EXERCISE: A complete answer lists every line of the material where the string "color" occurs.

EXTRACTED RECORDS:
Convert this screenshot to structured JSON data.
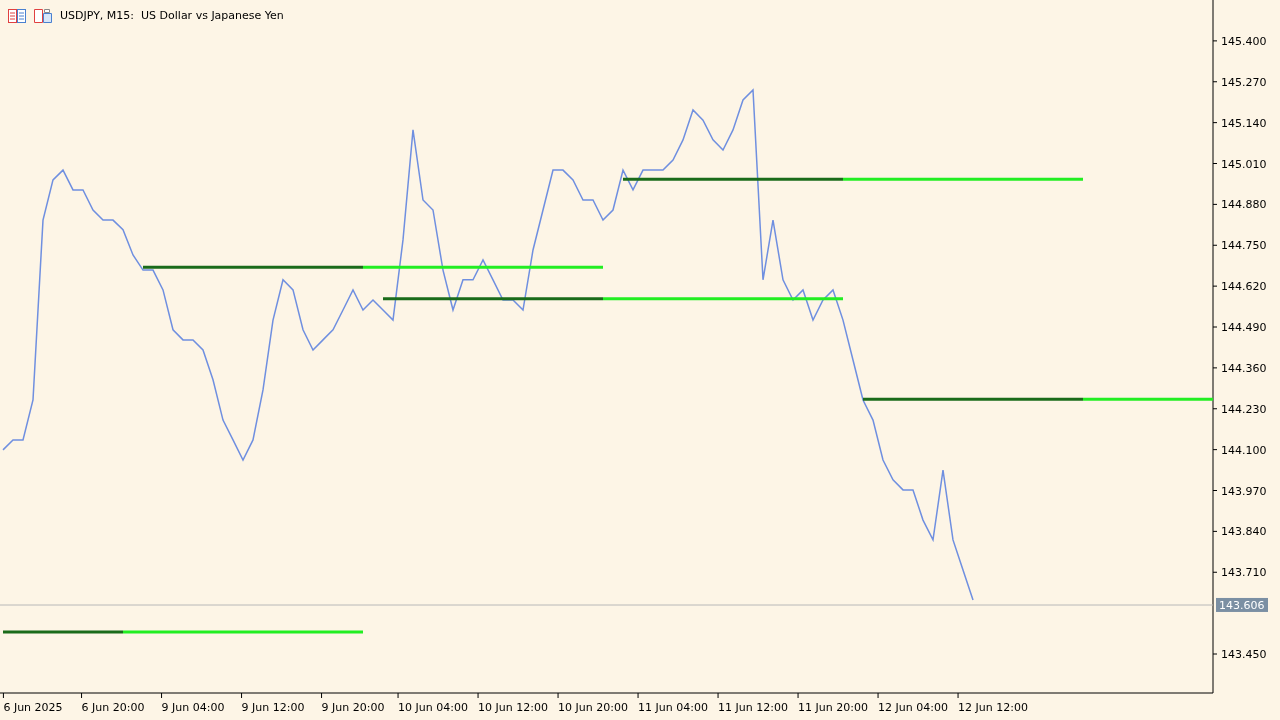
{
  "header": {
    "title": "USDJPY, M15:  US Dollar vs Japanese Yen"
  },
  "chart": {
    "chart_data": {
      "type": "line",
      "ylim": [
        143.326,
        145.53
      ],
      "categories": [
        null,
        null,
        null,
        "6 Jun 2025",
        null,
        null,
        null,
        null,
        null,
        null,
        null,
        "6 Jun 20:00",
        null,
        null,
        null,
        null,
        null,
        null,
        null,
        "9 Jun 04:00",
        null,
        null,
        null,
        null,
        null,
        null,
        null,
        "9 Jun 12:00",
        null,
        null,
        null,
        null,
        null,
        null,
        null,
        "9 Jun 20:00",
        null,
        null,
        null,
        null,
        null,
        null,
        null,
        "10 Jun 04:00",
        null,
        null,
        null,
        null,
        null,
        null,
        null,
        "10 Jun 12:00",
        null,
        null,
        null,
        null,
        null,
        null,
        null,
        "10 Jun 20:00",
        null,
        null,
        null,
        null,
        null,
        null,
        null,
        "11 Jun 04:00",
        null,
        null,
        null,
        null,
        null,
        null,
        null,
        "11 Jun 12:00",
        null,
        null,
        null,
        null,
        null,
        null,
        null,
        "11 Jun 20:00",
        null,
        null,
        null,
        null,
        null,
        null,
        null,
        "12 Jun 04:00",
        null,
        null,
        null,
        null,
        null,
        null,
        null,
        "12 Jun 12:00",
        null,
        null,
        null,
        null,
        null,
        null,
        null,
        null,
        null,
        null,
        null,
        null,
        null,
        null,
        null,
        null,
        null,
        null,
        null,
        null,
        null,
        null
      ],
      "series": [
        {
          "color": "#6f8fe0",
          "values": [
            144.099,
            144.131,
            144.131,
            144.258,
            144.83,
            144.958,
            144.989,
            144.926,
            144.926,
            144.862,
            144.83,
            144.83,
            144.799,
            144.719,
            144.671,
            144.671,
            144.608,
            144.481,
            144.449,
            144.449,
            144.417,
            144.322,
            144.194,
            144.131,
            144.067,
            144.131,
            144.29,
            144.512,
            144.64,
            144.608,
            144.481,
            144.417,
            144.449,
            144.481,
            144.544,
            144.608,
            144.544,
            144.576,
            144.544,
            144.512,
            144.767,
            145.117,
            144.894,
            144.862,
            144.671,
            144.544,
            144.64,
            144.64,
            144.703,
            144.64,
            144.576,
            144.576,
            144.544,
            144.735,
            144.862,
            144.989,
            144.989,
            144.958,
            144.894,
            144.894,
            144.83,
            144.862,
            144.989,
            144.926,
            144.989,
            144.989,
            144.989,
            145.021,
            145.085,
            145.18,
            145.148,
            145.085,
            145.053,
            145.117,
            145.212,
            145.244,
            144.64,
            144.83,
            144.64,
            144.576,
            144.608,
            144.512,
            144.576,
            144.608,
            144.512,
            144.385,
            144.258,
            144.194,
            144.067,
            144.004,
            143.972,
            143.972,
            143.876,
            143.813,
            144.035,
            143.813,
            143.717,
            143.622,
            null,
            null,
            null,
            null,
            null,
            null,
            null,
            null,
            null,
            null,
            null,
            null,
            null,
            null,
            null,
            null,
            null,
            null,
            null,
            null,
            null,
            null,
            null,
            null
          ]
        },
        {
          "color": "#1a6b1a",
          "values": [
            143.52,
            143.52,
            143.52,
            143.52,
            143.52,
            143.52,
            143.52,
            143.52,
            143.52,
            143.52,
            143.52,
            143.52,
            143.52,
            null,
            144.68,
            144.68,
            144.68,
            144.68,
            144.68,
            144.68,
            144.68,
            144.68,
            144.68,
            144.68,
            144.68,
            144.68,
            144.68,
            144.68,
            144.68,
            144.68,
            144.68,
            144.68,
            144.68,
            144.68,
            144.68,
            144.68,
            144.68,
            null,
            144.58,
            144.58,
            144.58,
            144.58,
            144.58,
            144.58,
            144.58,
            144.58,
            144.58,
            144.58,
            144.58,
            144.58,
            144.58,
            144.58,
            144.58,
            144.58,
            144.58,
            144.58,
            144.58,
            144.58,
            144.58,
            144.58,
            144.58,
            null,
            144.96,
            144.96,
            144.96,
            144.96,
            144.96,
            144.96,
            144.96,
            144.96,
            144.96,
            144.96,
            144.96,
            144.96,
            144.96,
            144.96,
            144.96,
            144.96,
            144.96,
            144.96,
            144.96,
            144.96,
            144.96,
            144.96,
            144.96,
            null,
            144.26,
            144.26,
            144.26,
            144.26,
            144.26,
            144.26,
            144.26,
            144.26,
            144.26,
            144.26,
            144.26,
            144.26,
            144.26,
            144.26,
            144.26,
            144.26,
            144.26,
            144.26,
            144.26,
            144.26,
            144.26,
            144.26,
            144.26,
            null,
            null,
            null,
            null,
            null,
            null,
            null,
            null,
            null,
            null,
            null,
            null,
            null
          ]
        },
        {
          "color": "#22ee22",
          "values": [
            null,
            null,
            null,
            null,
            null,
            null,
            null,
            null,
            null,
            null,
            null,
            null,
            143.52,
            143.52,
            143.52,
            143.52,
            143.52,
            143.52,
            143.52,
            143.52,
            143.52,
            143.52,
            143.52,
            143.52,
            143.52,
            143.52,
            143.52,
            143.52,
            143.52,
            143.52,
            143.52,
            143.52,
            143.52,
            143.52,
            143.52,
            143.52,
            143.52,
            null,
            null,
            null,
            null,
            null,
            null,
            null,
            null,
            null,
            null,
            null,
            null,
            null,
            null,
            null,
            null,
            null,
            null,
            null,
            null,
            null,
            null,
            null,
            144.58,
            144.58,
            144.58,
            144.58,
            144.58,
            144.58,
            144.58,
            144.58,
            144.58,
            144.58,
            144.58,
            144.58,
            144.58,
            144.58,
            144.58,
            144.58,
            144.58,
            144.58,
            144.58,
            144.58,
            144.58,
            144.58,
            144.58,
            144.58,
            144.58,
            null,
            null,
            null,
            null,
            null,
            null,
            null,
            null,
            null,
            null,
            null,
            null,
            null,
            null,
            null,
            null,
            null,
            null,
            null,
            null,
            null,
            null,
            null,
            144.26,
            144.26,
            144.26,
            144.26,
            144.26,
            144.26,
            144.26,
            144.26,
            144.26,
            144.26,
            144.26,
            144.26,
            144.26,
            144.26
          ]
        },
        {
          "color": "#22ee22",
          "values": [
            null,
            null,
            null,
            null,
            null,
            null,
            null,
            null,
            null,
            null,
            null,
            null,
            null,
            null,
            null,
            null,
            null,
            null,
            null,
            null,
            null,
            null,
            null,
            null,
            null,
            null,
            null,
            null,
            null,
            null,
            null,
            null,
            null,
            null,
            null,
            null,
            144.68,
            144.68,
            144.68,
            144.68,
            144.68,
            144.68,
            144.68,
            144.68,
            144.68,
            144.68,
            144.68,
            144.68,
            144.68,
            144.68,
            144.68,
            144.68,
            144.68,
            144.68,
            144.68,
            144.68,
            144.68,
            144.68,
            144.68,
            144.68,
            144.68,
            null,
            null,
            null,
            null,
            null,
            null,
            null,
            null,
            null,
            null,
            null,
            null,
            null,
            null,
            null,
            null,
            null,
            null,
            null,
            null,
            null,
            null,
            null,
            144.96,
            144.96,
            144.96,
            144.96,
            144.96,
            144.96,
            144.96,
            144.96,
            144.96,
            144.96,
            144.96,
            144.96,
            144.96,
            144.96,
            144.96,
            144.96,
            144.96,
            144.96,
            144.96,
            144.96,
            144.96,
            144.96,
            144.96,
            144.96,
            144.96,
            null,
            null,
            null,
            null,
            null,
            null,
            null,
            null,
            null,
            null,
            null,
            null,
            null
          ]
        },
        {
          "color": "#b8b8b8",
          "values": [
            143.606,
            143.606,
            143.606,
            143.606,
            143.606,
            143.606,
            143.606,
            143.606,
            143.606,
            143.606,
            143.606,
            143.606,
            143.606,
            143.606,
            143.606,
            143.606,
            143.606,
            143.606,
            143.606,
            143.606,
            143.606,
            143.606,
            143.606,
            143.606,
            143.606,
            143.606,
            143.606,
            143.606,
            143.606,
            143.606,
            143.606,
            143.606,
            143.606,
            143.606,
            143.606,
            143.606,
            143.606,
            143.606,
            143.606,
            143.606,
            143.606,
            143.606,
            143.606,
            143.606,
            143.606,
            143.606,
            143.606,
            143.606,
            143.606,
            143.606,
            143.606,
            143.606,
            143.606,
            143.606,
            143.606,
            143.606,
            143.606,
            143.606,
            143.606,
            143.606,
            143.606,
            143.606,
            143.606,
            143.606,
            143.606,
            143.606,
            143.606,
            143.606,
            143.606,
            143.606,
            143.606,
            143.606,
            143.606,
            143.606,
            143.606,
            143.606,
            143.606,
            143.606,
            143.606,
            143.606,
            143.606,
            143.606,
            143.606,
            143.606,
            143.606,
            143.606,
            143.606,
            143.606,
            143.606,
            143.606,
            143.606,
            143.606,
            143.606,
            143.606,
            143.606,
            143.606,
            143.606,
            143.606,
            143.606,
            143.606,
            143.606,
            143.606,
            143.606,
            143.606,
            143.606,
            143.606,
            143.606,
            143.606,
            143.606,
            143.606,
            143.606,
            143.606,
            143.606,
            143.606,
            143.606,
            143.606,
            143.606,
            143.606,
            143.606,
            143.606,
            143.606,
            143.606
          ]
        }
      ],
      "yticks": [
        {
          "value": 145.4,
          "label": "145.400"
        },
        {
          "value": 145.27,
          "label": "145.270"
        },
        {
          "value": 145.14,
          "label": "145.140"
        },
        {
          "value": 145.01,
          "label": "145.010"
        },
        {
          "value": 144.88,
          "label": "144.880"
        },
        {
          "value": 144.75,
          "label": "144.750"
        },
        {
          "value": 144.62,
          "label": "144.620"
        },
        {
          "value": 144.49,
          "label": "144.490"
        },
        {
          "value": 144.36,
          "label": "144.360"
        },
        {
          "value": 144.23,
          "label": "144.230"
        },
        {
          "value": 144.1,
          "label": "144.100"
        },
        {
          "value": 143.97,
          "label": "143.970"
        },
        {
          "value": 143.84,
          "label": "143.840"
        },
        {
          "value": 143.71,
          "label": "143.710"
        },
        {
          "value": 143.45,
          "label": "143.450"
        }
      ],
      "annotations": [
        "143.606"
      ]
    }
  }
}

EXERCISE RESULT:
          "color": "#6f8fe0",
          "color": "#1a6b1a",
          "color": "#22ee22",
          "color": "#22ee22",
          "color": "#b8b8b8",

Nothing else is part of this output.